Your Dust to Dust-related news of the week:
I can't believe I live this close to Northfield and have never been to Defeat of Jesse James Days. It was last weekend though and I needed a break after spending the previous two weekends at the Minnesota State Fair and the Renaissance Festival. At least Rough Draft has the report on DJJD to console me. I'll have to plan better for next year though.
Related to that, Travel & Leisure has a list of other places you can go visit in the footsteps of Jesse James.
A couple of other articles on Jesse went up this week thanks to the movie. Since the movie premiered Brad Pitt's been talking about the link between the events of Jesse's life and the celebrity-worship that still goes on today. The Assassination of Jesse James is mostly about that and how the phenomenon turned deadly for Jesse. The Washington Post covers that part of the story pretty well and also talks about how Jesse's legend -- even during his lifetime -- was exaggerated by the dime novels of the day.
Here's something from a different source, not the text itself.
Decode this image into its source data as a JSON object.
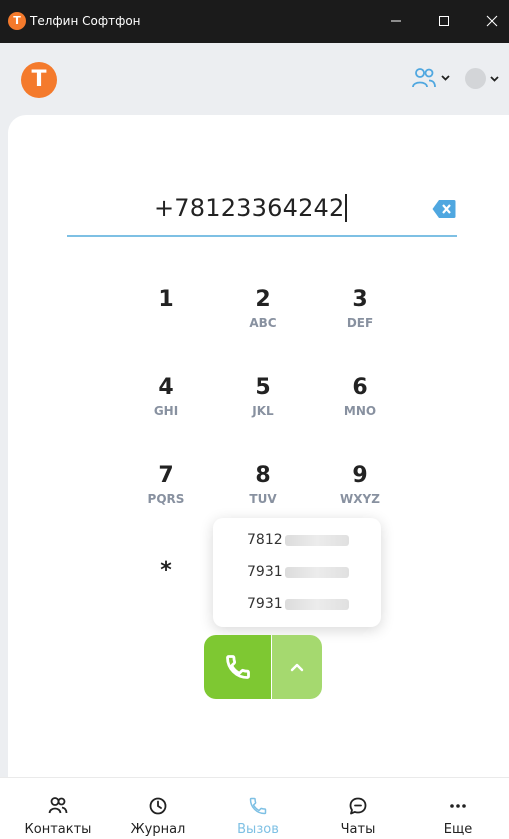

Not only was he made famous; his exploits were glamorized to the point that he became known as a Robin Hood figure. I mean, he was played by Roy freakin' Rogers, for crying out loud.
But, as U.S. News and World Report points out, "James himself would have considered this notion a great joke. He more likely would have agreed with a famous bandit of a later generation, Willie Sutton. When someone asked Sutton why he robbed banks, he supposedly replied: 'Because that's where the money is.'"
The article goes on to analyze Jesse's motives in depth and connects them to the Civil War: "These guerrillas were anything but the poor farmers of folklore. Many of them (like James) came from families that were three times more likely to own slaves and possessed twice as much wealth as the average Missouri family. James fought during the war against emancipation and after the war against the Republican Party that freed and enfranchised the slaves. Many of the banks and express companies struck by the James gang were owned by individuals or groups associated with the Republican Party. Like the Ku Klux Klan in former Confederate states, the James gang did its best to undermine the new order ushered in by Northern victory in the Civil War."
That's something that Alex Ness and I latched onto in the backstory for Dust to Dust. Our Jesse is no hero. He's not even an anti-hero. He's a ruthless bigot who's grown more dangerous with age. He may be old, but he's more than a match for poor Machine Gun Kelly (another man whose legend was distorted by the media of his day) who makes the mistake of wandering into Jesse's town to set up a still with a Black man in his gang.
Anyway, Jesse's celebrity is interesting and all, but more than anything else, it's this idea of him as a Southern patriot that I'm most curious to see if the movie portrays.